Mission to Satsuma
The Madrid-born Francis de Morales entered the Dominican order as a young man and was sent to Japan. He served first in the town of Satsuma for 20 years and then went to Nagasaki in 1614 to continue his missionary work.
Initially, the shogunate supported the Catholic mission. Officials believed that the missionaries would reduce the influence of Buddhist monks and boost trade with Catholic Spain and Portugal.
But as time wore on the regime became nervous that the Spanish would take power and convert the population. The authorities began to see Christianity as a threat and prepared for a deadly persecution.
On February 5, 1597, 26 Christians were crucified in Nagasaki. This was the beginning of a wave of anti-Christian violence across the country which continued for years. Despite the evident threat to his life, Francis chose to remain in the country.
In 1622, a further 55 Christians were martyred, again in Nagasaki, in what was known as the Great Genna Martyrdom. Among them was Francis, who was burned alive for his faith, along with Blessed Charles Spinola and 30 other Jesuits, half of whom were Japanese.
At this point in the country’s history, Catholicism was fully outlawed and the Church in Japan crumbled, until the arrival of Western missionaries in the 19th century.

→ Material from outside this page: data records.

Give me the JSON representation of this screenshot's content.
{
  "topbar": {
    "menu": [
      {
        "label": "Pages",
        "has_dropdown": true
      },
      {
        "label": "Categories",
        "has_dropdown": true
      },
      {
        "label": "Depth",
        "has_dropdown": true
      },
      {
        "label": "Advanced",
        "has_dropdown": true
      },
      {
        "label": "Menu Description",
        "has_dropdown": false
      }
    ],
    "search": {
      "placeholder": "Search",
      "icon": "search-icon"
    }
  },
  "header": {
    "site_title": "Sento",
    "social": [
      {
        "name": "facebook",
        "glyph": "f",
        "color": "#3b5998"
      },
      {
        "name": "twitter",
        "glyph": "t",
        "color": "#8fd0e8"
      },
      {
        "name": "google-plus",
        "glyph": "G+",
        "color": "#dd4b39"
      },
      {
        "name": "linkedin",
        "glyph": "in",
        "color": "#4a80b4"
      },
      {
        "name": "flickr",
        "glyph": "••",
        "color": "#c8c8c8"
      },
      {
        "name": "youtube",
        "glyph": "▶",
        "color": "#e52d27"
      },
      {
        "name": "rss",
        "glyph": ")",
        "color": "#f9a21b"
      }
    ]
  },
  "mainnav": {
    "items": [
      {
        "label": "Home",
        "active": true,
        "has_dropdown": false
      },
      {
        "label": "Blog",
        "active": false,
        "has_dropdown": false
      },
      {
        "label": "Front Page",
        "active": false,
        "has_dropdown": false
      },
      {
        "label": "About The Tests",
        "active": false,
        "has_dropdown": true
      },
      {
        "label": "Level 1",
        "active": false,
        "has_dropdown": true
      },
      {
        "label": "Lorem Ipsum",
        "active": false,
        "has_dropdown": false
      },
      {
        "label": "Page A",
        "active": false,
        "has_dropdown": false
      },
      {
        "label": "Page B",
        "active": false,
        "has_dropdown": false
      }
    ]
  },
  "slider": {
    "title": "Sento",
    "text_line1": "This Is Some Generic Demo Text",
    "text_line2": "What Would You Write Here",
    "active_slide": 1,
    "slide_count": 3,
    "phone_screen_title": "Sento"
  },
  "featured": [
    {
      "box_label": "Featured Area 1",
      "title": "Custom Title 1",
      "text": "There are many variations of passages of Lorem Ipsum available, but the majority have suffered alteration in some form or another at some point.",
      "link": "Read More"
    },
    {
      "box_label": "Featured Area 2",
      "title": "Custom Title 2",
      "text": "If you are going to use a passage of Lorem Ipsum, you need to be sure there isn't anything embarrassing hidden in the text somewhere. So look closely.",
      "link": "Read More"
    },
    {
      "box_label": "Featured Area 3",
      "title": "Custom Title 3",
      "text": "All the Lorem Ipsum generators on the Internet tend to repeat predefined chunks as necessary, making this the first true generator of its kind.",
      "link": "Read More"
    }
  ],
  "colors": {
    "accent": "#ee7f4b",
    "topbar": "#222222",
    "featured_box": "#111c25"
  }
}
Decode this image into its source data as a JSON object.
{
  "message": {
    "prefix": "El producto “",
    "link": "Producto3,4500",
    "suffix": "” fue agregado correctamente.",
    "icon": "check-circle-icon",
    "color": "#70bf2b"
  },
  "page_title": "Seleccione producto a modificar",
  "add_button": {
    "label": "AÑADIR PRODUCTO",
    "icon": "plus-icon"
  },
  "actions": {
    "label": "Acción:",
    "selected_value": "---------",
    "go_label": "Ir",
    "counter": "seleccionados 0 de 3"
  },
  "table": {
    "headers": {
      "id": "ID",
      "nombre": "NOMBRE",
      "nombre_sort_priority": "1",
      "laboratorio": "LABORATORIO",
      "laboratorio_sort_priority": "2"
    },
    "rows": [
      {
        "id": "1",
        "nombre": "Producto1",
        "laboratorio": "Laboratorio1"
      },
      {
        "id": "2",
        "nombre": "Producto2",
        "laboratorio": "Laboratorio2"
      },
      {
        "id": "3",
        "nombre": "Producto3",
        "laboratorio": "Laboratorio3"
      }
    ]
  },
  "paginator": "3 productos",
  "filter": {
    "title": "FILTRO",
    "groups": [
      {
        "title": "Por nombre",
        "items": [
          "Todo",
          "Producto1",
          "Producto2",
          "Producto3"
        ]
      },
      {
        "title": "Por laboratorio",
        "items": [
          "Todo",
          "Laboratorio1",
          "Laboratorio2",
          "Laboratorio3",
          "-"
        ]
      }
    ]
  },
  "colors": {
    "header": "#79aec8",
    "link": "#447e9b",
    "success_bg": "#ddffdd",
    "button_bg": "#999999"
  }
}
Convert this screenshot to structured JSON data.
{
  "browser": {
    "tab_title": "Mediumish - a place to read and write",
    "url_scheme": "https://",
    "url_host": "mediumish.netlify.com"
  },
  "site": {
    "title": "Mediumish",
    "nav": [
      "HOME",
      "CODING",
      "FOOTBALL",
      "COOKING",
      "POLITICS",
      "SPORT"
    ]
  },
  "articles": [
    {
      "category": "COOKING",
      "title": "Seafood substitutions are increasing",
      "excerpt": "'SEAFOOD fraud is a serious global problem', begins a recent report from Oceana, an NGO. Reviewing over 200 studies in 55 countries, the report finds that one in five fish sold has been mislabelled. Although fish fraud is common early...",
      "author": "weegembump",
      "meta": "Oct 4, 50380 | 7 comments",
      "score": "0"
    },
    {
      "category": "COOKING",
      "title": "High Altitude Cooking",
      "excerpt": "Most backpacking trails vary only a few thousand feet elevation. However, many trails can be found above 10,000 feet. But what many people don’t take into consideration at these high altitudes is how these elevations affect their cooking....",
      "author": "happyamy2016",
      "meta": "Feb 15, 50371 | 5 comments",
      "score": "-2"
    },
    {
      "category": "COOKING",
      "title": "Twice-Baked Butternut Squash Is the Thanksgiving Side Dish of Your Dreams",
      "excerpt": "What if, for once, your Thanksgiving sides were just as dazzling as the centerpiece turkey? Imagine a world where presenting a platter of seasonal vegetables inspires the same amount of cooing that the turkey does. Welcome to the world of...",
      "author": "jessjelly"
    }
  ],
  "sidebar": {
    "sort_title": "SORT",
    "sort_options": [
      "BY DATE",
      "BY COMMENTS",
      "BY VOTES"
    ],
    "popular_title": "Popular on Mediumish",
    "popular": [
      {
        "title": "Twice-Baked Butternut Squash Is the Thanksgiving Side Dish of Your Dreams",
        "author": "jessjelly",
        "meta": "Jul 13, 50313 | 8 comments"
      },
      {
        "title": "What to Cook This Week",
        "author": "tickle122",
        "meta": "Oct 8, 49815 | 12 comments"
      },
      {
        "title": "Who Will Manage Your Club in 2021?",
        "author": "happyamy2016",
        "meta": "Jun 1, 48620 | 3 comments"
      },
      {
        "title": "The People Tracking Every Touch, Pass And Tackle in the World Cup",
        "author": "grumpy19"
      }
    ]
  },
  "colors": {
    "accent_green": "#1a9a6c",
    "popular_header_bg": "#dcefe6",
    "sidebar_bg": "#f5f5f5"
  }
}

St Francis Morales and the martyrs who died with him were canonised in June, 1862 by Blessed Pius IX.